“He was moved with pity for them.” If we are to be worthy of the name “Christian”, we should strive to make his thoughts our thoughts, his desires our desires, his feelings our feelings – or at Saint Paul says, we should put on the mind of Jesus Christ.
And if we do “put on the mind of Christ”, and if we look through his eyes at the world around us and its history, we would be unable to avoid feeling in our hearts the same sentiments that filled the heart of our Lord. To reflect on the spiritual needs of the world – and not just the world in the abstract, but our world – the world of our families, the world of our colleagues, the world of our community, our parishes, the world we inhabit, to reflect on the spiritual needs of these worlds should lead us all to be tirelessly apostolic. How can we not be involved, if we like Jesus are move with pity for them, troubled and abandoned.
I believe that our participation in our Synod – I can never fail to thank you enough for your commitment – I believe that our participation in the Synod has communicated to us all the urgency of the task before us. We set out to “Start afresh from Christ” convinced that, in the words of the Prophet Isaiah in today’s first reading: “This is the way: walk in it”.
During the Synod, through our listening sessions, our research, our planning sessions, which culminated in the recommendations presented at the Assembly in that very big book, we have identified the spiritual needs that our people have – and now we cannot abandoned them and leave them like sheep without shepherds.
Jesus is moved with pity for the crowd; but he also senses great opportunity. He uses the image of a harvest, a harvest that is ripe and abundant, to show that that same crowd is ready to receive the effects of Redemption. The cultivation of the prophets has not been in vain, the fields are full of ripe wheat.
I believe that our Synod has identified the spiritual needs that our people have; but I also believe that the Synod also has shown us that an abundant harvest does await us.
And, of course, even if much of Central Florida has been paved over, we still can appreciate these agricultural images. In farm work, you know that the harvest can be lost if the farmer does not reap at the right time. As so as Church – and this is as true today as it has been since the beginning – we have to feel the urgency of getting out there and harvesting because there is a great harvest to be won.
And yet, as always, there is a shortage of laborers and so Jesus tells us to pray – and of course the more you pray for laborers, the more you accept to become a laborer yourself. Which is one reason why we begin today’s meeting with this Mass, this perfect prayer.
You have seen the needs. You have been moved to compassion – and also to action. You are the laborers sent into the harvest. We have three leadership groups represented here today – the Diocesan Pastoral Council, and Schools’ Implementation Task Force, and Charities Implementation Task Force – and soon, the fourth leadership group, Catholic Foundation team will also be operational.

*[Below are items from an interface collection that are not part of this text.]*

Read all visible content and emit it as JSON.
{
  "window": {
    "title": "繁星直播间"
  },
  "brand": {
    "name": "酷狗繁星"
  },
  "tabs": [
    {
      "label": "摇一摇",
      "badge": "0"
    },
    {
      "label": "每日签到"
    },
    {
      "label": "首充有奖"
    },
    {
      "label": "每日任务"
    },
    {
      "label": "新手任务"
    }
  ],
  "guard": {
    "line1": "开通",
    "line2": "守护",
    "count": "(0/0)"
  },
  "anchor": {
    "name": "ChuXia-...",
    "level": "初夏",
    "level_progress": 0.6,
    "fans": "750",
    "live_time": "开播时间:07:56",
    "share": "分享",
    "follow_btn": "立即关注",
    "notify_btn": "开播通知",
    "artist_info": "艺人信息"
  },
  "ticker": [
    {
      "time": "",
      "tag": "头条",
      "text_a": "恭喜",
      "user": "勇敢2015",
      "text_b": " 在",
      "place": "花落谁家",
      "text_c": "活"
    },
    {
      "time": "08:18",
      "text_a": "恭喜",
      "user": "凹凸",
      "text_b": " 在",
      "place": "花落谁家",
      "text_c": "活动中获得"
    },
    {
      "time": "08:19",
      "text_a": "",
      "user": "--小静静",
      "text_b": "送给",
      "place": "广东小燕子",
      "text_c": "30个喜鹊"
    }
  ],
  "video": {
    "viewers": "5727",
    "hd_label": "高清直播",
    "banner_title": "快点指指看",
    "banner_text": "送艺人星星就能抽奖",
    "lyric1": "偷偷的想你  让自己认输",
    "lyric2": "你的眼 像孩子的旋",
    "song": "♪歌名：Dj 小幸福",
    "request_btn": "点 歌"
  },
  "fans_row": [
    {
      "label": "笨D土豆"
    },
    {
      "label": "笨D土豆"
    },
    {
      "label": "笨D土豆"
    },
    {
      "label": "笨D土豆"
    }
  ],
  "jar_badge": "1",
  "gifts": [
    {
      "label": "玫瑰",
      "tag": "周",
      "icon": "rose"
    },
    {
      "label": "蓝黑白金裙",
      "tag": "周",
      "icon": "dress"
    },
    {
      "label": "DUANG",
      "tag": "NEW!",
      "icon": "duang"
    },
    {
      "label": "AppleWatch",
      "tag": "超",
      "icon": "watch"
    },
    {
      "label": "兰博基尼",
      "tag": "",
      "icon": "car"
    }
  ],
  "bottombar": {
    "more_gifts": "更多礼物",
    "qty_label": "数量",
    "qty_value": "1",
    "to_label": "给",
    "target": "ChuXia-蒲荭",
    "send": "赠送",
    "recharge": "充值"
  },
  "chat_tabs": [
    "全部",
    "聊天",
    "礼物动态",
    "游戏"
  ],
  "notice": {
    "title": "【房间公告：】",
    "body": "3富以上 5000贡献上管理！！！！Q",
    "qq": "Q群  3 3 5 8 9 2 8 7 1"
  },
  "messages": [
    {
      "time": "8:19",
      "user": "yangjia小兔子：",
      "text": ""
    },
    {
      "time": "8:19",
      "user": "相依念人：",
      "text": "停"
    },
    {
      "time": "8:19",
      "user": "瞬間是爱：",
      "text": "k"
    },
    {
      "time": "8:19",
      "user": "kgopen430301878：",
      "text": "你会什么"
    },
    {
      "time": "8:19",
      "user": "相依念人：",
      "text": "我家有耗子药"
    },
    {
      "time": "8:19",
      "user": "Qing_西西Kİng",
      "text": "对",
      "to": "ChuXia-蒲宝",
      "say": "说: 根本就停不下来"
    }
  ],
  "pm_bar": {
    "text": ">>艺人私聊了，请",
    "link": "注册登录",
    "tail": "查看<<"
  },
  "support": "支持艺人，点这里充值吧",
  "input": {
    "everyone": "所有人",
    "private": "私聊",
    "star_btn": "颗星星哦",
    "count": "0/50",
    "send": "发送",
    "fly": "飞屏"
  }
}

As Isaiah said, “This is the way” – and we will walk in it in order to continue to encounter Christ, the Way to Conversion, the Way to Communion, the Way to Solidarity, it is the Way of Mission.
In the weeks and months to come, may the Lord sustain us in our commitment to remain tirelessly apostolic as we prepare to reap the harvest sown through our Diocesan Synod.
We must be committed to grow personally in our faith. We must be committed to continue to lead others in our parishes to the vision that has been revealed in our synod plan. We must be committed to share our witness, announcing that “that the Kingdom of God is at hand”. This is our witness to hope, to the hope that can “cure the sick, raise the dead, cleanse lepers, and drive out demons”. It is a witness makes us alive in Christ.
“Without cost you have received; without cost you are to give.”
Diocesan Pastoral Council
Dec. 9, 2006
Saturday, First Week of Advent